Next in Part 6: Tuning a PID+controller
To read Part 1, go to “Moving beyond PID
To read Part 2, go to “Howto tune a Proportional Controller.”
To read Part 3, go to “How to tune a PIcontroller
To read Part 4, go to “Tuning a Pl+Controller.

(Editor's Note: Experiments 6A-6F
All the examples in this series ofarticles were run on Visual Mode1Q. Each of the sixexperiments, 6A-6F, models one of the six methods, P, PI, PI+, PID,PID+, and PD, respectively.

These are models of digital systems,with sample frequency defaulting to 2 kHz. If you prefer experimentingwith an analog controller, set the sample time to 0.0001 second, whichis so much faster than the power converter that the power converterdominates the system, causing it to behave like an analog controller.

The default gains reproduce the resultsshown in this series, but you can go further. Change the powerconverter bandwidth and investigate the effect on the differentcontrollers.

Assume noise is a problem, reducethe low-pass filter on the D gain (fD), and observe how this reducesthe benefit available from the derivative-based controllers (PID, PID+,and PD). Adjust the power converter bandwidth and the sample time, andobserve the results. )

This series of articles was excerptedfrom ControlSystem Design Guide by George Ellis with the permission of thepublisher – Elsevier/Academic Books – and can be purchased online whichretains all copyrights.

George Ellis is senior scientistat Danaher Motion. He hasdesigned and applied motion control systems for over 20 years and haswritten for Machine Control Magazine, Control Engineering, MotionSystems Design, Power Control and Intelligent Motion, EDN Magazine. Inaddition to Control System Design Guide, he is also the author ofObservers in Control Systems (Academic Press).

## 1 thought on “The basics of control system design: Part 5 – Tuning a PID Controller”

1. edu says:
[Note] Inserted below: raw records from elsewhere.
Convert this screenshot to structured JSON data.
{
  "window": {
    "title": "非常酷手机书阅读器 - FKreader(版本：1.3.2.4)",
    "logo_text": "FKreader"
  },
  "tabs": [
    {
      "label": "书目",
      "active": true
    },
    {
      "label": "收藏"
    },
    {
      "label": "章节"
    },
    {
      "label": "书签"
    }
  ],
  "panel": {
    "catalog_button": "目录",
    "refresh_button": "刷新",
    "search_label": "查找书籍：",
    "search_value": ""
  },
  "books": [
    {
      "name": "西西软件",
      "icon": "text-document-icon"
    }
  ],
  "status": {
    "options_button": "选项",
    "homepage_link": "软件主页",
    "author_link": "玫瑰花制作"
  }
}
“hello, would you help me understand:nwhy in open loop bode plot, curve can be affected by the velocity loop Kp ?ni thought that open loop cannot use PID gain?? nthank you”